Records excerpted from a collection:

*** Begin section ***

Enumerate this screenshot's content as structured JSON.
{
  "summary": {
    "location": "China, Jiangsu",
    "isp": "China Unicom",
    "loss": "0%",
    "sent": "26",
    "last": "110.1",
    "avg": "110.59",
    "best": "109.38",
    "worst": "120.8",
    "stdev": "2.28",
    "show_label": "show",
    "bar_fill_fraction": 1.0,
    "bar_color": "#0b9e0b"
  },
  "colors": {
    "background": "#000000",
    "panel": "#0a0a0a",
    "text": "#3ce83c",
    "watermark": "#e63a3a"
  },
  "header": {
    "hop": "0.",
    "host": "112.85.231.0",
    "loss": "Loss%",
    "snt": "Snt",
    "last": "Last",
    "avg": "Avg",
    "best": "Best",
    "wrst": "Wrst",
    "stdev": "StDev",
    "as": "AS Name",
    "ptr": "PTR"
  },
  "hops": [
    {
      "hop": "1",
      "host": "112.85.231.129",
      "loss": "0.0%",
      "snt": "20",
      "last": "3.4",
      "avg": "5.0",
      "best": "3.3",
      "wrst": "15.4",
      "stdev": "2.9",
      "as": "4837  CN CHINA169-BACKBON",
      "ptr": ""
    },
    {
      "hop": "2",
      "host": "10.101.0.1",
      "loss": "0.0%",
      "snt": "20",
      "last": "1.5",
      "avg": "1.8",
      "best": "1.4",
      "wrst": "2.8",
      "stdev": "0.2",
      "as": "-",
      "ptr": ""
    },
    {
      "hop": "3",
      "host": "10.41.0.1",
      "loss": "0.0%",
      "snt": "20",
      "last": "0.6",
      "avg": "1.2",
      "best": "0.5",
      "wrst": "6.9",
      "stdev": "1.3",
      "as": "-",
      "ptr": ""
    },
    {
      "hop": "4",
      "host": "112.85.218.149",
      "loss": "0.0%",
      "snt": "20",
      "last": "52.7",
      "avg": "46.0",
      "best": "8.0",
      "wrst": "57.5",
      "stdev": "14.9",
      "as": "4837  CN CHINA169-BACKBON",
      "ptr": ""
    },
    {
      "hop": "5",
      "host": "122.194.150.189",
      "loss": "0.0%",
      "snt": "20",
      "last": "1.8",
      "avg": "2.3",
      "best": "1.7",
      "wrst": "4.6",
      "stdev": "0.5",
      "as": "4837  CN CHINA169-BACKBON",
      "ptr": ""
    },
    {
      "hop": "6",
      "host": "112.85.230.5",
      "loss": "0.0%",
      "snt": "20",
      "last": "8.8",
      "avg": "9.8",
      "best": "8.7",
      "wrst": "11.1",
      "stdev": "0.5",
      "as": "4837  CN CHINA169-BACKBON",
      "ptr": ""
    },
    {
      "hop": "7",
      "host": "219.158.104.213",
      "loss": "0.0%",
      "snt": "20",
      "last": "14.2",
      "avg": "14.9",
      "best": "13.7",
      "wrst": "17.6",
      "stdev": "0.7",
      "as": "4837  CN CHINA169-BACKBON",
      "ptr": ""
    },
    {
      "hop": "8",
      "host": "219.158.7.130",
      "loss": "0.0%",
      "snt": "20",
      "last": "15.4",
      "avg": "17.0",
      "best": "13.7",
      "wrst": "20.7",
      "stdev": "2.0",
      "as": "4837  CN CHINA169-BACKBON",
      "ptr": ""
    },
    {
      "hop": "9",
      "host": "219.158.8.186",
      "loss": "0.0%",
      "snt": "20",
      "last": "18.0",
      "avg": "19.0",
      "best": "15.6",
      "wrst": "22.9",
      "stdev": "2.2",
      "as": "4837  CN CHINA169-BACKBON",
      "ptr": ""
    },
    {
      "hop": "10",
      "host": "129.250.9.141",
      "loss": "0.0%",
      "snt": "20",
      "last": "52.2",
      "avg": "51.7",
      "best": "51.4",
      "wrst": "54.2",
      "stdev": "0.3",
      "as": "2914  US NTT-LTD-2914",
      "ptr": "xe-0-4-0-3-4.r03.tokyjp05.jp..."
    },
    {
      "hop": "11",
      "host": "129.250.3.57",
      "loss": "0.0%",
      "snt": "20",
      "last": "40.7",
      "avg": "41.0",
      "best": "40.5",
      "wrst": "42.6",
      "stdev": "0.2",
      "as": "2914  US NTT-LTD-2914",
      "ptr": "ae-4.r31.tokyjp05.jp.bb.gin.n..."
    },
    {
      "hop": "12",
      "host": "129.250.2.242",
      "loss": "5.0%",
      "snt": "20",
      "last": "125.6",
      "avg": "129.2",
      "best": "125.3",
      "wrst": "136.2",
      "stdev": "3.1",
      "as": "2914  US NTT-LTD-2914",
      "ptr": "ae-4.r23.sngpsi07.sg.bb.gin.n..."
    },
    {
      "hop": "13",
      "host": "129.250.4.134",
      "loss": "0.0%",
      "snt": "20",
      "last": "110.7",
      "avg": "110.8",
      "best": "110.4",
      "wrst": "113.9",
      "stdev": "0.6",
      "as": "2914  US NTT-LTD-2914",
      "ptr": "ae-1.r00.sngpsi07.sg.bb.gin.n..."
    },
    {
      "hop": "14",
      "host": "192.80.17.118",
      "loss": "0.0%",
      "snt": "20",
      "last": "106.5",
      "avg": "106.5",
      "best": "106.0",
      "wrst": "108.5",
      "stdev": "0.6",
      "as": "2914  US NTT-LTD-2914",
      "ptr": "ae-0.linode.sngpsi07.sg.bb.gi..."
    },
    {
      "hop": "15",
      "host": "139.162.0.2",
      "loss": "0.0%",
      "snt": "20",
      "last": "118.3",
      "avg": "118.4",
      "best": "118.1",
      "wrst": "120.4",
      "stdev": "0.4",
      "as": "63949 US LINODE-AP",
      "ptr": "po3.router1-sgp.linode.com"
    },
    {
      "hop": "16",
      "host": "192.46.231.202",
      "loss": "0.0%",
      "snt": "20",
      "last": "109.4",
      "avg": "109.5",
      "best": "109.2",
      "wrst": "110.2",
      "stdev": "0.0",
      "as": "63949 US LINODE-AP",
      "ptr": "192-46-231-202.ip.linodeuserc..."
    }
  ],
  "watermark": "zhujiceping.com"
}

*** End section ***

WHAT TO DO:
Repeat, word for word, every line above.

EXERCISE RESULT:
Enumerate this screenshot's content as structured JSON.
{
  "summary": {
    "location": "China, Jiangsu",
    "isp": "China Unicom",
    "loss": "0%",
    "sent": "26",
    "last": "110.1",
    "avg": "110.59",
    "best": "109.38",
    "worst": "120.8",
    "stdev": "2.28",
    "show_label": "show",
    "bar_fill_fraction": 1.0,
    "bar_color": "#0b9e0b"
  },
  "colors": {
    "background": "#000000",
    "panel": "#0a0a0a",
    "text": "#3ce83c",
    "watermark": "#e63a3a"
  },
  "header": {
    "hop": "0.",
    "host": "112.85.231.0",
    "loss": "Loss%",
    "snt": "Snt",
    "last": "Last",
    "avg": "Avg",
    "best": "Best",
    "wrst": "Wrst",
    "stdev": "StDev",
    "as": "AS Name",
    "ptr": "PTR"
  },
  "hops": [
    {
      "hop": "1",
      "host": "112.85.231.129",
      "loss": "0.0%",
      "snt": "20",
      "last": "3.4",
      "avg": "5.0",
      "best": "3.3",
      "wrst": "15.4",
      "stdev": "2.9",
      "as": "4837  CN CHINA169-BACKBON",
      "ptr": ""
    },
    {
      "hop": "2",
      "host": "10.101.0.1",
      "loss": "0.0%",
      "snt": "20",
      "last": "1.5",
      "avg": "1.8",
      "best": "1.4",
      "wrst": "2.8",
      "stdev": "0.2",
      "as": "-",
      "ptr": ""
    },
    {
      "hop": "3",
      "host": "10.41.0.1",
      "loss": "0.0%",
      "snt": "20",
      "last": "0.6",
      "avg": "1.2",
      "best": "0.5",
      "wrst": "6.9",
      "stdev": "1.3",
      "as": "-",
      "ptr": ""
    },
    {
      "hop": "4",
      "host": "112.85.218.149",
      "loss": "0.0%",
      "snt": "20",
      "last": "52.7",
      "avg": "46.0",
      "best": "8.0",
      "wrst": "57.5",
      "stdev": "14.9",
      "as": "4837  CN CHINA169-BACKBON",
      "ptr": ""
    },
    {
      "hop": "5",
      "host": "122.194.150.189",
      "loss": "0.0%",
      "snt": "20",
      "last": "1.8",
      "avg": "2.3",
      "best": "1.7",
      "wrst": "4.6",
      "stdev": "0.5",
      "as": "4837  CN CHINA169-BACKBON",
      "ptr": ""
    },
    {
      "hop": "6",
      "host": "112.85.230.5",
      "loss": "0.0%",
      "snt": "20",
      "last": "8.8",
      "avg": "9.8",
      "best": "8.7",
      "wrst": "11.1",
      "stdev": "0.5",
      "as": "4837  CN CHINA169-BACKBON",
      "ptr": ""
    },
    {
      "hop": "7",
      "host": "219.158.104.213",
      "loss": "0.0%",
      "snt": "20",
      "last": "14.2",
      "avg": "14.9",
      "best": "13.7",
      "wrst": "17.6",
      "stdev": "0.7",
      "as": "4837  CN CHINA169-BACKBON",
      "ptr": ""
    },
    {
      "hop": "8",
      "host": "219.158.7.130",
      "loss": "0.0%",
      "snt": "20",
      "last": "15.4",
      "avg": "17.0",
      "best": "13.7",
      "wrst": "20.7",
      "stdev": "2.0",
      "as": "4837  CN CHINA169-BACKBON",
      "ptr": ""
    },
    {
      "hop": "9",
      "host": "219.158.8.186",
      "loss": "0.0%",
      "snt": "20",
      "last": "18.0",
      "avg": "19.0",
      "best": "15.6",
      "wrst": "22.9",
      "stdev": "2.2",
      "as": "4837  CN CHINA169-BACKBON",
      "ptr": ""
    },
    {
      "hop": "10",
      "host": "129.250.9.141",
      "loss": "0.0%",
      "snt": "20",
      "last": "52.2",
      "avg": "51.7",
      "best": "51.4",
      "wrst": "54.2",
      "stdev": "0.3",
      "as": "2914  US NTT-LTD-2914",
      "ptr": "xe-0-4-0-3-4.r03.tokyjp05.jp..."
    },
    {
      "hop": "11",
      "host": "129.250.3.57",
      "loss": "0.0%",
      "snt": "20",
      "last": "40.7",
      "avg": "41.0",
      "best": "40.5",
      "wrst": "42.6",
      "stdev": "0.2",
      "as": "2914  US NTT-LTD-2914",
      "ptr": "ae-4.r31.tokyjp05.jp.bb.gin.n..."
    },
    {
      "hop": "12",
      "host": "129.250.2.242",
      "loss": "5.0%",
      "snt": "20",
      "last": "125.6",
      "avg": "129.2",
      "best": "125.3",
      "wrst": "136.2",
      "stdev": "3.1",
      "as": "2914  US NTT-LTD-2914",
      "ptr": "ae-4.r23.sngpsi07.sg.bb.gin.n..."
    },
    {
      "hop": "13",
      "host": "129.250.4.134",
      "loss": "0.0%",
      "snt": "20",
      "last": "110.7",
      "avg": "110.8",
      "best": "110.4",
      "wrst": "113.9",
      "stdev": "0.6",
      "as": "2914  US NTT-LTD-2914",
      "ptr": "ae-1.r00.sngpsi07.sg.bb.gin.n..."
    },
    {
      "hop": "14",
      "host": "192.80.17.118",
      "loss": "0.0%",
      "snt": "20",
      "last": "106.5",
      "avg": "106.5",
      "best": "106.0",
      "wrst": "108.5",
      "stdev": "0.6",
      "as": "2914  US NTT-LTD-2914",
      "ptr": "ae-0.linode.sngpsi07.sg.bb.gi..."
    },
    {
      "hop": "15",
      "host": "139.162.0.2",
      "loss": "0.0%",
      "snt": "20",
      "last": "118.3",
      "avg": "118.4",
      "best": "118.1",
      "wrst": "120.4",
      "stdev": "0.4",
      "as": "63949 US LINODE-AP",
      "ptr": "po3.router1-sgp.linode.com"
    },
    {
      "hop": "16",
      "host": "192.46.231.202",
      "loss": "0.0%",
      "snt": "20",
      "last": "109.4",
      "avg": "109.5",
      "best": "109.2",
      "wrst": "110.2",
      "stdev": "0.0",
      "as": "63949 US LINODE-AP",
      "ptr": "192-46-231-202.ip.linodeuserc..."
    }
  ],
  "watermark": "zhujiceping.com"
}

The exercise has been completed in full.